TASK INPUT ->
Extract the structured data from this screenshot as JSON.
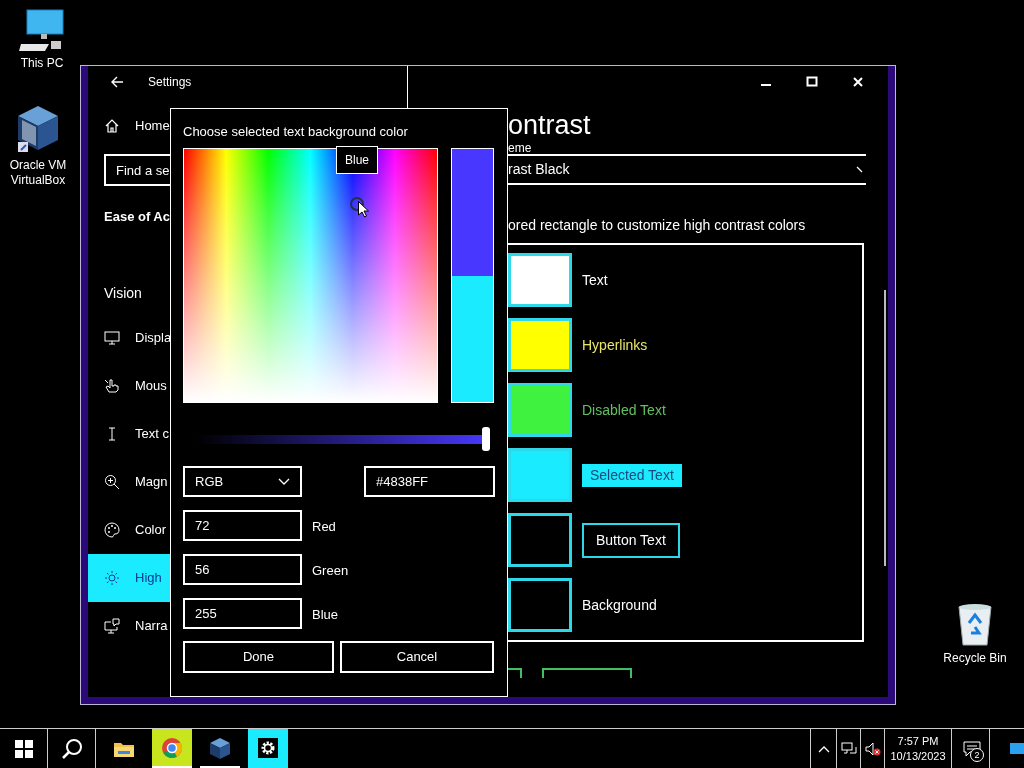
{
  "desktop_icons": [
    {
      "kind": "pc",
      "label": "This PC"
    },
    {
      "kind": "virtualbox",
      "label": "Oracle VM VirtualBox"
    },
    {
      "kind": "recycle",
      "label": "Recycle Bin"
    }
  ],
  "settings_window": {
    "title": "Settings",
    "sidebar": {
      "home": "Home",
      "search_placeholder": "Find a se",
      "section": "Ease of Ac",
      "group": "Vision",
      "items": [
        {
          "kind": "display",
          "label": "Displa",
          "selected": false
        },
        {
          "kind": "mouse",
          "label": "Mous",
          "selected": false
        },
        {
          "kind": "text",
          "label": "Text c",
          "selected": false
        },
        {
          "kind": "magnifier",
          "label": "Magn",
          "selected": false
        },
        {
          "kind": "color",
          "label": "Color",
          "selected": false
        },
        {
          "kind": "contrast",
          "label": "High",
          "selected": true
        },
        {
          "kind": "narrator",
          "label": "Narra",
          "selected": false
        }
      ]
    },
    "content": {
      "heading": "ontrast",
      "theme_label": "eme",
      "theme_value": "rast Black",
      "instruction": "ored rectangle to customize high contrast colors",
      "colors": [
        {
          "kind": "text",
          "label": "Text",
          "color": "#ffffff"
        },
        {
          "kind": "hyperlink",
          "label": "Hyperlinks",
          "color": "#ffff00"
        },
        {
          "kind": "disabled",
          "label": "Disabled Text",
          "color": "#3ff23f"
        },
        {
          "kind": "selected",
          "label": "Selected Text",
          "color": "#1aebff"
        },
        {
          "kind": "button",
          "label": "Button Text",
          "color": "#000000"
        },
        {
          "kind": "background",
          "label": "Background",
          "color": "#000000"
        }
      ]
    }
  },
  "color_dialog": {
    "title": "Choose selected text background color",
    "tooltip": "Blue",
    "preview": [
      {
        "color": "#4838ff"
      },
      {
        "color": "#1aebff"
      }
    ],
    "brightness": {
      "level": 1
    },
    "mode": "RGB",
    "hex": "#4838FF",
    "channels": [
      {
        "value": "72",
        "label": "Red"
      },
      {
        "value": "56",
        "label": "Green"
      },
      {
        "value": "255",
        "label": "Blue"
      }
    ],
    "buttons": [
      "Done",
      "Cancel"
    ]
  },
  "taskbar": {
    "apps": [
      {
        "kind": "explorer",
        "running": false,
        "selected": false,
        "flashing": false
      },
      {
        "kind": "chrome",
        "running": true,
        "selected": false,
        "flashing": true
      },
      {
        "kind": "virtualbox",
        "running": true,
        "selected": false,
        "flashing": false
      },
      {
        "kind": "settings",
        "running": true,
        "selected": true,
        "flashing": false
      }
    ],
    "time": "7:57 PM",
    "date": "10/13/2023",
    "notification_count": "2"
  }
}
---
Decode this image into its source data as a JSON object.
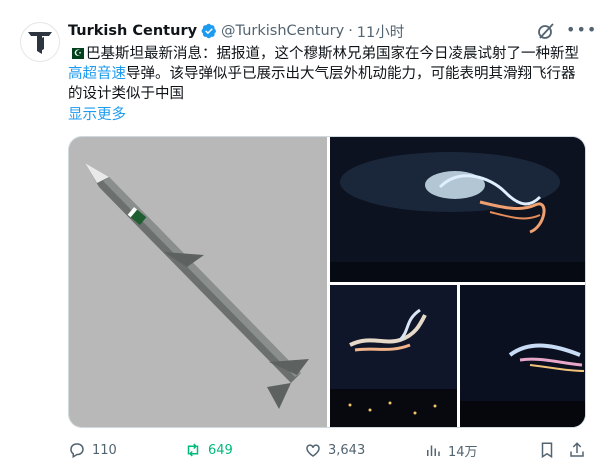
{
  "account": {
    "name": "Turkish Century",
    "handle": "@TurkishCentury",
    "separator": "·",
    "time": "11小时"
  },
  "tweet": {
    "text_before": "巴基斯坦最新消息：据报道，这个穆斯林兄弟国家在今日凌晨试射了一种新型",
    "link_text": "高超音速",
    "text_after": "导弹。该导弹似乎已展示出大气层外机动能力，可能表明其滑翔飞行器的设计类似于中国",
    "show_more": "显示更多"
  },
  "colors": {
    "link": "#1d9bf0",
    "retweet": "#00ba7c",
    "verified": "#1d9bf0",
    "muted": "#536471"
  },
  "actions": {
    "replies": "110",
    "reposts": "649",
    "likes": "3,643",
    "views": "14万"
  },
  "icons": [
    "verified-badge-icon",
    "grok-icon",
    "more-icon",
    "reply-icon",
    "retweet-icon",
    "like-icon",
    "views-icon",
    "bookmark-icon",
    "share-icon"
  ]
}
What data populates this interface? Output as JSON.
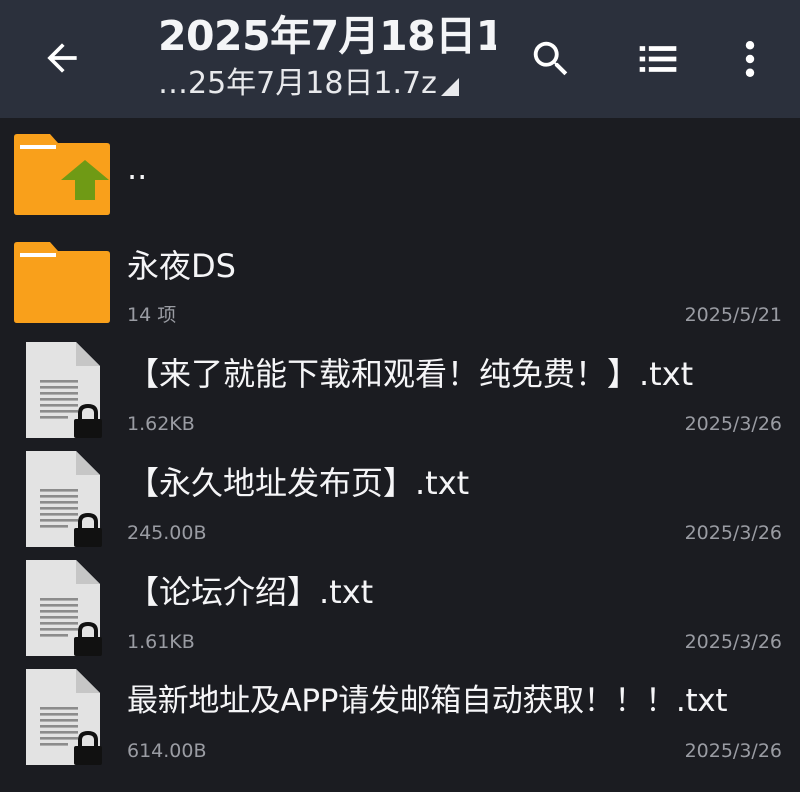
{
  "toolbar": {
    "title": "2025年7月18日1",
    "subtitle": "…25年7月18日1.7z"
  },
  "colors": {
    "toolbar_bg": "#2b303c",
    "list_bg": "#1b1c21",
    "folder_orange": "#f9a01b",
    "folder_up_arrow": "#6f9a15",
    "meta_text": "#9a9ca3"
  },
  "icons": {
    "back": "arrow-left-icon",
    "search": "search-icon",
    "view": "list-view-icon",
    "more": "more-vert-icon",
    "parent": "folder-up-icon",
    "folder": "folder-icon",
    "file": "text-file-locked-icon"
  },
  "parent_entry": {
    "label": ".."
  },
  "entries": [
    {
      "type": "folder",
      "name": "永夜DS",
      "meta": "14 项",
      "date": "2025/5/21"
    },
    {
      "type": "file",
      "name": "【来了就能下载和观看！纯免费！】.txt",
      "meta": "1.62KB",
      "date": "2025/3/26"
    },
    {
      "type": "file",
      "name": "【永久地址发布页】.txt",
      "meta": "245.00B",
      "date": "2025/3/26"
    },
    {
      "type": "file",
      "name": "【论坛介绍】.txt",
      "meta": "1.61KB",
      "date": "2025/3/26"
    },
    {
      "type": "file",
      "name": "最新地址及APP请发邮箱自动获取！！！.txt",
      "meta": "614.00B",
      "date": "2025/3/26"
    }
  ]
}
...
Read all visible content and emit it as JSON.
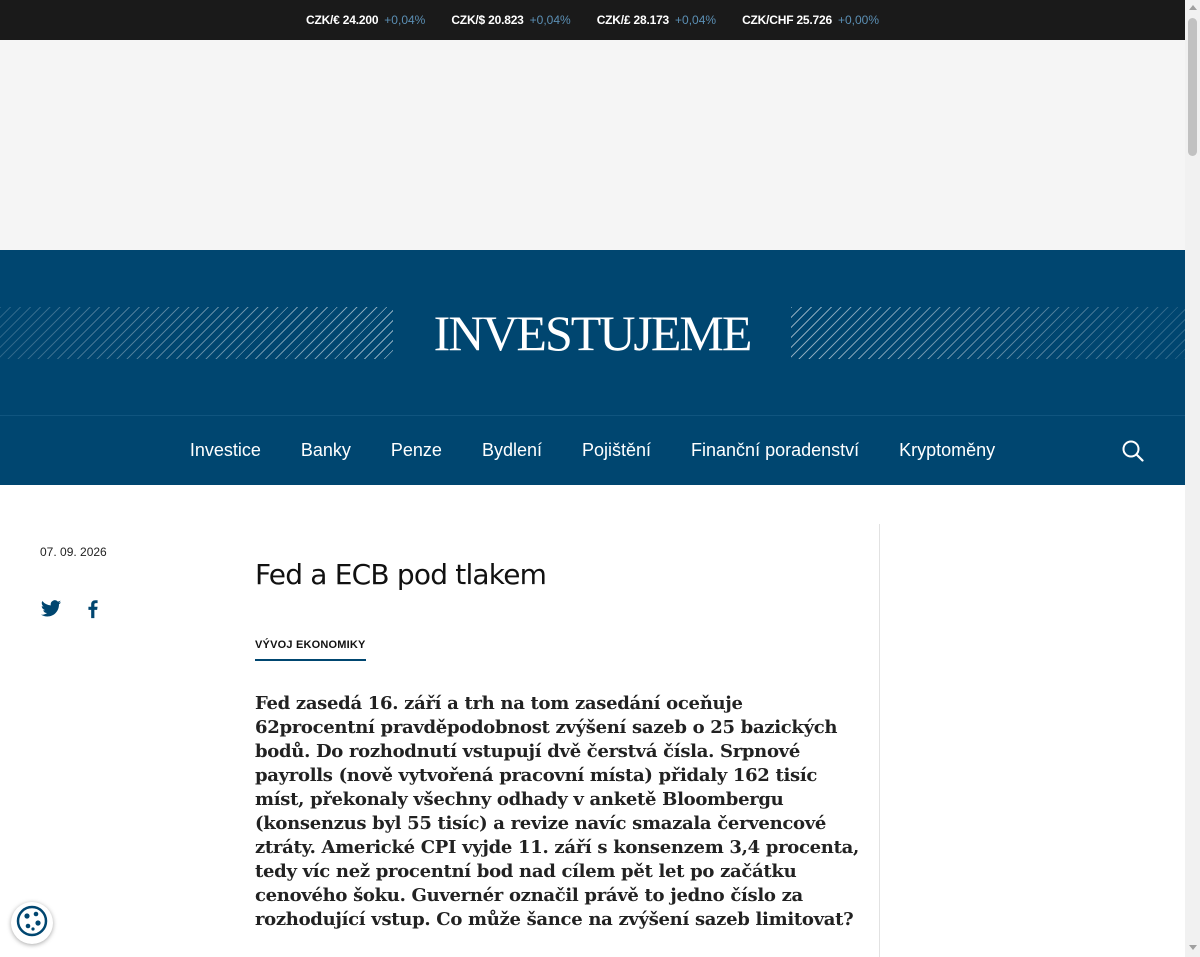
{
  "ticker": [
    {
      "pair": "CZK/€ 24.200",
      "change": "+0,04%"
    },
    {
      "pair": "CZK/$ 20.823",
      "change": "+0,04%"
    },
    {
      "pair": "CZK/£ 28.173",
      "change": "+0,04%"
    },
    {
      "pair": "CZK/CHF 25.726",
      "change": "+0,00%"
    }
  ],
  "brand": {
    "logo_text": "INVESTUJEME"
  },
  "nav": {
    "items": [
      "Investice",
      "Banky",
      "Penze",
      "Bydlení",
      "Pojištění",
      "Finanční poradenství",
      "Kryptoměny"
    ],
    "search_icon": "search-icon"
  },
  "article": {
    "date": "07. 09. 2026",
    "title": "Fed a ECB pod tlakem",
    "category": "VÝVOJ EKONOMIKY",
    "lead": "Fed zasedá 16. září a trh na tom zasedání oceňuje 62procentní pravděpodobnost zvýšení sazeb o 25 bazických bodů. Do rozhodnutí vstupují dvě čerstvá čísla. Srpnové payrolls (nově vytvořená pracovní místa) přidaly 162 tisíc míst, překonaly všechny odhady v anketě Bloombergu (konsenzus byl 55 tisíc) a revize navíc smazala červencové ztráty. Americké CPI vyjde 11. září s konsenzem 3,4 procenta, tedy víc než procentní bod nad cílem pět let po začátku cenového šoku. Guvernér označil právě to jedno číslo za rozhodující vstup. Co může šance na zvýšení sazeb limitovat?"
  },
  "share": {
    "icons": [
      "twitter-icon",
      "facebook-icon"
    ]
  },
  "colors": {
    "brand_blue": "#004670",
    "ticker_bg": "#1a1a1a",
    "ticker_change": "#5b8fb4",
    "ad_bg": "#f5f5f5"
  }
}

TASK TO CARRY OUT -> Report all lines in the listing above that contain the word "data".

SOLUTION TO THE PROBLEM ->
Extract the structured data from this screenshot as JSON.
Decode this image into its source data as a JSON object.
What data populates this interface? Output as JSON.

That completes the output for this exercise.